Component data from apps and pages:
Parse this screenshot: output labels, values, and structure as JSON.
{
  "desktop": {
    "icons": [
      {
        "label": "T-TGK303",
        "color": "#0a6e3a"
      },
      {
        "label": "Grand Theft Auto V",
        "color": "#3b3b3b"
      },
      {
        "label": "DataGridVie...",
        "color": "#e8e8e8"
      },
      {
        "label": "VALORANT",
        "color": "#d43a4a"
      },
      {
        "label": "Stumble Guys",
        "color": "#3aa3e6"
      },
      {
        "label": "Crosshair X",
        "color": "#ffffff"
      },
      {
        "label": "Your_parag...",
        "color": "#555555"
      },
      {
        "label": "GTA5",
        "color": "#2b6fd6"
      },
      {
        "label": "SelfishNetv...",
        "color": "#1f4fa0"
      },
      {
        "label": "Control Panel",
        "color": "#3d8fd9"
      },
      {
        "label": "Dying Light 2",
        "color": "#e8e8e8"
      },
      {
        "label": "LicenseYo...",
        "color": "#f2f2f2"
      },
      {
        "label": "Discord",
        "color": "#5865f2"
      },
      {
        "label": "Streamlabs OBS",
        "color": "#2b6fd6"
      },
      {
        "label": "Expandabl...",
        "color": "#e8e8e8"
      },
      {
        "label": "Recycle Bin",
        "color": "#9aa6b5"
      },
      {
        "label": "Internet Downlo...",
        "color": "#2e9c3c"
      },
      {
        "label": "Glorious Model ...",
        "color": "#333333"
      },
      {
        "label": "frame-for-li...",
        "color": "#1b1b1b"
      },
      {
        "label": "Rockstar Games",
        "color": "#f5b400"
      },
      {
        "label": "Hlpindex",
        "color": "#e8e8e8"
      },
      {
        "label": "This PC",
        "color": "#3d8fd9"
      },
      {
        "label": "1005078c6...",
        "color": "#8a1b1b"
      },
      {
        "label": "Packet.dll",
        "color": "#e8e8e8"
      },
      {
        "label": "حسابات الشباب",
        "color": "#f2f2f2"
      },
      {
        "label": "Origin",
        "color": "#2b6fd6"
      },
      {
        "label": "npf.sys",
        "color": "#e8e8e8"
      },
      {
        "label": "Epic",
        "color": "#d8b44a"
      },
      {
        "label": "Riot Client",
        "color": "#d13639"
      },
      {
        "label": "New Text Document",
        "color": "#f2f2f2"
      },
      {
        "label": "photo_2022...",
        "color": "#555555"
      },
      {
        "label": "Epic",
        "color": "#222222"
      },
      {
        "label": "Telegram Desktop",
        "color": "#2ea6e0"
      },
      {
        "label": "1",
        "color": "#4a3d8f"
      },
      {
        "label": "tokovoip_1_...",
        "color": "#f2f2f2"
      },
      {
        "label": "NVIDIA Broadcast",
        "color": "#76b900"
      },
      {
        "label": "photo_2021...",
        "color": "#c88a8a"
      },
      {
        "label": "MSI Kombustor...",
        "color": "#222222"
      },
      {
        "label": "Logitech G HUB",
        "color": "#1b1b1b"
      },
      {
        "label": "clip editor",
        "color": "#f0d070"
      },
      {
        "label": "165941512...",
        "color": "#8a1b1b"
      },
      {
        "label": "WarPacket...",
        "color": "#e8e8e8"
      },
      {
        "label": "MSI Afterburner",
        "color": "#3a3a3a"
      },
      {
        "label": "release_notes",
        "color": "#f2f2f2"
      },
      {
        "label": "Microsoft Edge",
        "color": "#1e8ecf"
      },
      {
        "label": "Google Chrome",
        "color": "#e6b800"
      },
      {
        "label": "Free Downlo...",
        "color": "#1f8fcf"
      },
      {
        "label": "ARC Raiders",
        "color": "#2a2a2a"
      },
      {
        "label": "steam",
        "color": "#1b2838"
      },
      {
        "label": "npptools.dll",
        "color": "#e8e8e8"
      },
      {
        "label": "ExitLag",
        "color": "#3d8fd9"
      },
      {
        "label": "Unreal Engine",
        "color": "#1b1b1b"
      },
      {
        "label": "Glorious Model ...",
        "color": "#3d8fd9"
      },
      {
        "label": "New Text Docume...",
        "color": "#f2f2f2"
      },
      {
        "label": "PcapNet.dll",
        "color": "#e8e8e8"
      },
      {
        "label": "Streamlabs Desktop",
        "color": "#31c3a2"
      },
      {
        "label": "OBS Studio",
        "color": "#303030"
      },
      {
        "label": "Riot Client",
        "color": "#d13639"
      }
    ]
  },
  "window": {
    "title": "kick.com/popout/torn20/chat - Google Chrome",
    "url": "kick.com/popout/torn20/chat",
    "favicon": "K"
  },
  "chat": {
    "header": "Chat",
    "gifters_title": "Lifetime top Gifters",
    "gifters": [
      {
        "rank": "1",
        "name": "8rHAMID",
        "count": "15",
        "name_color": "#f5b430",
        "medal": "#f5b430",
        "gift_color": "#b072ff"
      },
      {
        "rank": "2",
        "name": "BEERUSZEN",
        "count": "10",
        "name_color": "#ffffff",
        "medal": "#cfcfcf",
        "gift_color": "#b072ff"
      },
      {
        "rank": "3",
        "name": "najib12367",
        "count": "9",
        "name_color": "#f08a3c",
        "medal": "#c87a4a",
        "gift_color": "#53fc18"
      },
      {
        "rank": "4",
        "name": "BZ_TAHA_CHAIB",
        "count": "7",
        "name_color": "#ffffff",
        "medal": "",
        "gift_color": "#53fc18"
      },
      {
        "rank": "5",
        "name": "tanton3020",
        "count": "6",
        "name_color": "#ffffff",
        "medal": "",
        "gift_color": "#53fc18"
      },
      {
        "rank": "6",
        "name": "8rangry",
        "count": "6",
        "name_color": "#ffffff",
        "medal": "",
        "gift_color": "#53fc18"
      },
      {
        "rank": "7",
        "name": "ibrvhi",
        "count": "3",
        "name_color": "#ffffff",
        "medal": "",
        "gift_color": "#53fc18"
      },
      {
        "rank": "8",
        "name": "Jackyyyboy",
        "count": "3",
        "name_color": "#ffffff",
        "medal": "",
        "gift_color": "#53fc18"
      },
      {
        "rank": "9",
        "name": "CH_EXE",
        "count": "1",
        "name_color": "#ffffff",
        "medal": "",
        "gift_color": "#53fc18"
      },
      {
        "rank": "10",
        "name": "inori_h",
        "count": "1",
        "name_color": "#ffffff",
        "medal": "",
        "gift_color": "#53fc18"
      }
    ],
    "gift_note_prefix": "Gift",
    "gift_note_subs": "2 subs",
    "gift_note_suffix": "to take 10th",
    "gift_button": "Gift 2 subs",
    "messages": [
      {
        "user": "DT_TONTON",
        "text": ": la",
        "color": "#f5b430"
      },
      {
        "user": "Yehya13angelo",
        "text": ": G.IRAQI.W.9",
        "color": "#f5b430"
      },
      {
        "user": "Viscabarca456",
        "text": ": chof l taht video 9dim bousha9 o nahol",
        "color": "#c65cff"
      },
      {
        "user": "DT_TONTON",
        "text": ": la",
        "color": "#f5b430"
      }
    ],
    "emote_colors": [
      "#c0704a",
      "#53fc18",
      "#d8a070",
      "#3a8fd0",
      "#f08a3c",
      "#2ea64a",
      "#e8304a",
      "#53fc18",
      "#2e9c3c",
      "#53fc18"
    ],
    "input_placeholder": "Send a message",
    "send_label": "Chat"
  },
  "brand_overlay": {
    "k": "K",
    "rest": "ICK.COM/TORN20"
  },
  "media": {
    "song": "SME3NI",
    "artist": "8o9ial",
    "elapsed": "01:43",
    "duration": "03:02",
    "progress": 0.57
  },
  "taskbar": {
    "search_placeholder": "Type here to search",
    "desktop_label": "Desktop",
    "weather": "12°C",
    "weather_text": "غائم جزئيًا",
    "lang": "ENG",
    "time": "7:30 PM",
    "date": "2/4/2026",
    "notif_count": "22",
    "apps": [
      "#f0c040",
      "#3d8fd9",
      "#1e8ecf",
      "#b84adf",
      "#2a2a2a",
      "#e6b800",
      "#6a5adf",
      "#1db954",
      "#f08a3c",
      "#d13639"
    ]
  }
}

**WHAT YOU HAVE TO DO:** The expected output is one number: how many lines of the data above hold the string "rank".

**REPLY:** 10